Having done a recent reading roundup, I know you’re all dying to know what’s in my immediate reading future, so, without further ado:

The Cambridge Handbook of Metaphor and Thought, Ed. Raymond W. Gibbs, Jr.

  • Currently reading. Yes, I do actually read scholarship. 😉 While I am afraid of getting lost in metaphor theory, as I explained, I can’t avoid it. I actually wrote that post knowing this book was in my immediate future.
  • So far, I’m enjoying it, although I’m being very careful to not read it from cover to cover right now. Too many fascinating essays on too many fascinating topics. Right now, I’m limiting myself to “The neural theory of metaphor” (George Lakoff), “Philosophy’s debt to metaphor” (Mark Johnson), “Rethinking metaphor” (Gilles Fauconnier and Mark Turner), “How metaphors create categories—quickly” (Sam Glucksberg), Metaphor as structure-mapping” (Dedre Gentner and Brian Bowdle), “Metaphor in education” (Graham Low), and “Metaphor in picture and multimodal representations” (Charles Forceville).

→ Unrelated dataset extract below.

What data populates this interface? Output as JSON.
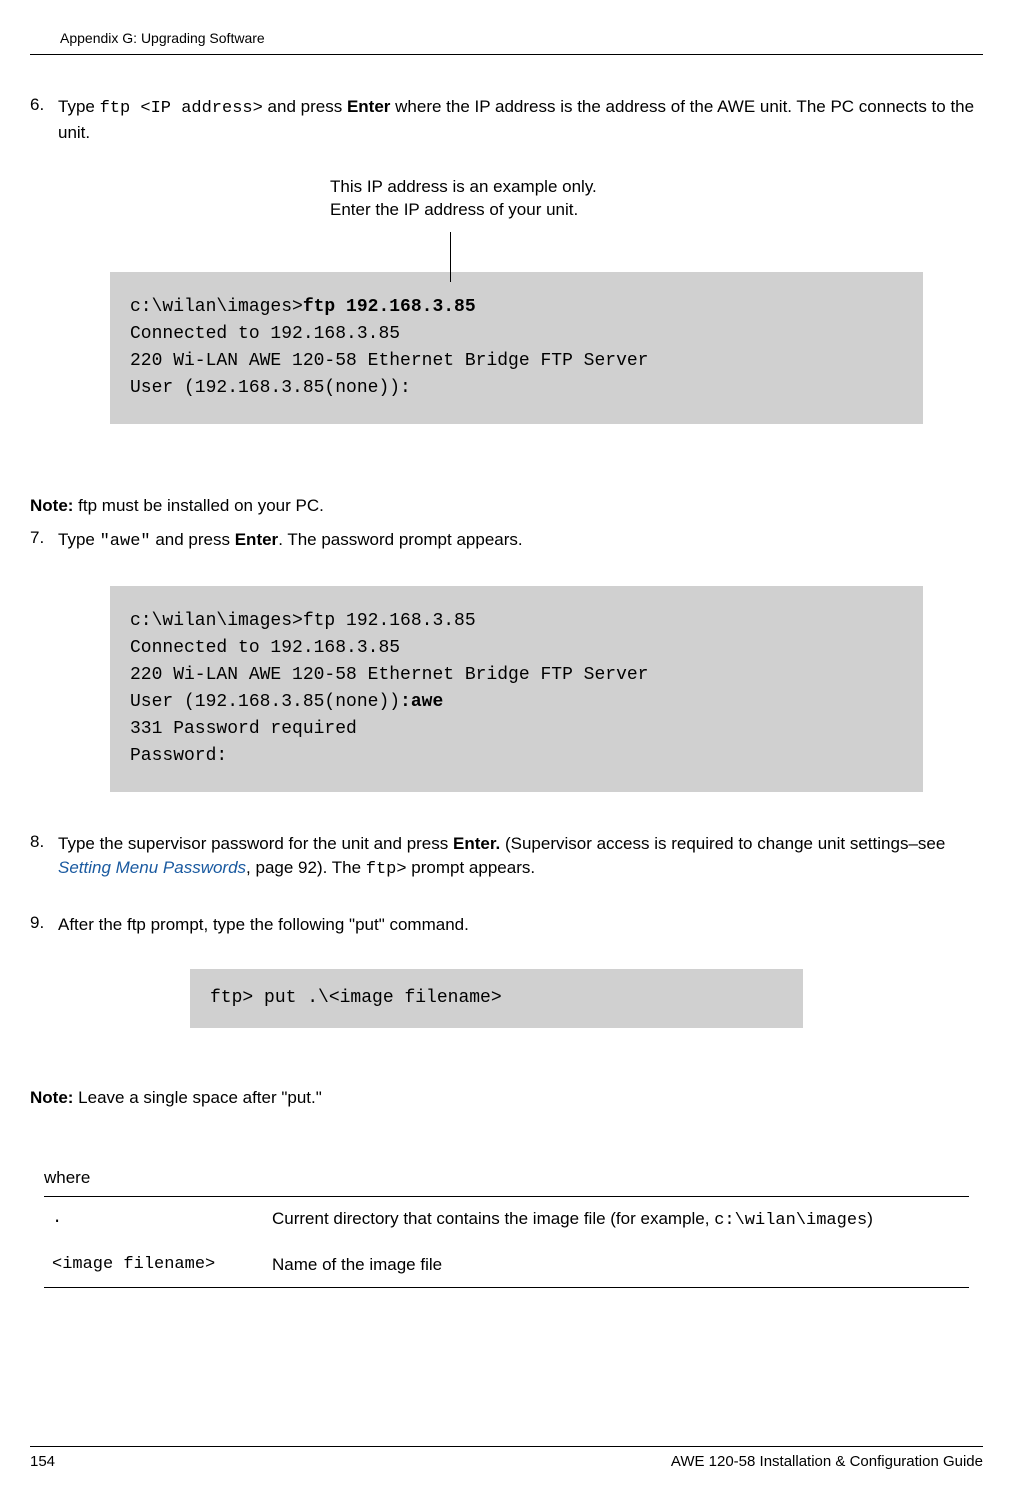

Stories: All-New Tales, Ed. Neil Gaiman and Al Sarrantonio

  • Neil Gaiman and Al Sarrantonio contacted a number of authors and asked them for new stories that “used a lightning-flash of magic as a way of showing us something we have already seen a thousand times as if we have never seen it at all.” They wanted stories, as Gaiman explains in his introduction, that invoked the four words Gaiman suggested should be written on the wall of a children’s section of a library: “…and then what happened?” (A librarian asked Gaiman for his suggestion.)
  • I’ve read the first few. Good stuff. I’d heard Gaiman say that the first story, Roddy Doyle’s vampire story “Blood,” was unlike no other vampire story you’ve ever read. I think something like “turns the genre on its head” or something like that was said. He’s right.

Saga of the Swamp Thing Book Three, Alan Moore et. al.

  • As I’ve explained, I’m looking forward to reading the end of Alan Moore’s Swamp Thing run and see the debut of John Constantine. On June 29, everything else goes on hold. 🙂

Marshall McLuhan Unbound, Marshall McLuhan

  • The Medium is the Massage, which regular readers will know I often teach, is in many ways comparable to Walter Ong’s Orality and Literacy. Both are surveys that skim the surface of their subject, maps to give you a sense of the territory rather than comprehensive and definitive accounts. As a collection of McLuhan’s essays that circle around his books. As the promotional material explains, “Some were written after the book and encapsulate major themes; some set out additional discoveries or matters left out of the book; some present material discovered as a result of writing the book.”
  • In reading these, I’m looking for further insight into McLuhan, for essay-length pieces I can give to students to supplement The Medium of the Massage, and, eventually, readings for a class I want to someday teach on McLuhan and Ong, which I’ll title “The Prophet and the Priest: something, something, something.”